We love being creative. That’s why we all came to love the Lindy Hop. This exciting and appealing way of moving to Jazz, which was – and still is – one of the most inventive and ground-breaking forms of music, just had to be explored.
We soon realised that what made the original Authentic Jazz Dance so interesting was that it broke with all kinds of dance stereotypes, be it gender-roles, essentialised concepts of ethnicity or social etiquette. We also realised that this critical spirit seemed to partly get lost over time. Questioning norms often appeared to turn into establishing and maintaining norms.
As much as we enjoyed ourselves dancing, it was difficult to ignore the many preconceptions that came along with it, especially in partnered dance. Gender-bias, exclusive language, uncritical transfer of (supposed) tradition didn’t fit our idea of a contemporary approach to this extremely rich and interesting field for creative artistic and cultural exchange, both on and off the dance-floor.

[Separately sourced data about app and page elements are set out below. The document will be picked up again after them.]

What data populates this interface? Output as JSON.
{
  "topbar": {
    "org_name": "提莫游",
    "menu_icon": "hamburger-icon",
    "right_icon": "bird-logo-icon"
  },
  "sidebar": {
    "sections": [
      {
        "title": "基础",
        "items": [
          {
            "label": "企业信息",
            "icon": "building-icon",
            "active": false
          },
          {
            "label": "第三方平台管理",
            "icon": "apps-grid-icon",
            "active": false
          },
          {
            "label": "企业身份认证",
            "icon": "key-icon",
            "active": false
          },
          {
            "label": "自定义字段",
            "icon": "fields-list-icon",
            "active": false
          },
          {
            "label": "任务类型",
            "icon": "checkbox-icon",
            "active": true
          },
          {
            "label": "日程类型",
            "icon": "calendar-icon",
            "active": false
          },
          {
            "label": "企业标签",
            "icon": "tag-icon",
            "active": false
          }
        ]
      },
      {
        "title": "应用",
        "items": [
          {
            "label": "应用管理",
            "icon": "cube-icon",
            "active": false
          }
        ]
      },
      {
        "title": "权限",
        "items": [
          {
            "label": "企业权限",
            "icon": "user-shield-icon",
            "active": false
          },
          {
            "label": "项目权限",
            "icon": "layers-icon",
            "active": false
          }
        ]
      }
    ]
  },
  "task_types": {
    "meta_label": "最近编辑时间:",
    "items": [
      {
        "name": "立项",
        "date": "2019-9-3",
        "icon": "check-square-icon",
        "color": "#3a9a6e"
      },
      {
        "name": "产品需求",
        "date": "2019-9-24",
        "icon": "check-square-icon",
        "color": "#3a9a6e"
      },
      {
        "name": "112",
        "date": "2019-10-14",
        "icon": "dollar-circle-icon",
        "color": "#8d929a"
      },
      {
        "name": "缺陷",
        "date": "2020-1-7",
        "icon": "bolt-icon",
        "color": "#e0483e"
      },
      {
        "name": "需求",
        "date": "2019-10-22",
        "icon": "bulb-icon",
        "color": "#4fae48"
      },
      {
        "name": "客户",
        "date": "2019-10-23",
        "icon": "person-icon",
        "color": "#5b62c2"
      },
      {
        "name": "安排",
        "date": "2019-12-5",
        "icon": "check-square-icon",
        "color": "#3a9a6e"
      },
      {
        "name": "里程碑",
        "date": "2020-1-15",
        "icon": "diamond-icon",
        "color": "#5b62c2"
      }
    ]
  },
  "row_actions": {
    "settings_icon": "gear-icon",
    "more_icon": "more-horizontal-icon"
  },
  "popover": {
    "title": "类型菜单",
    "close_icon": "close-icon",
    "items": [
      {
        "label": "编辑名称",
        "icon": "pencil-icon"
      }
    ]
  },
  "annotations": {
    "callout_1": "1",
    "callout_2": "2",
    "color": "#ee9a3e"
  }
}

So one of our main goals since the earliest days of the IG HOP has been to offer an attractive and progressive environment in our classes and events for people to dance and, thus, be creative together.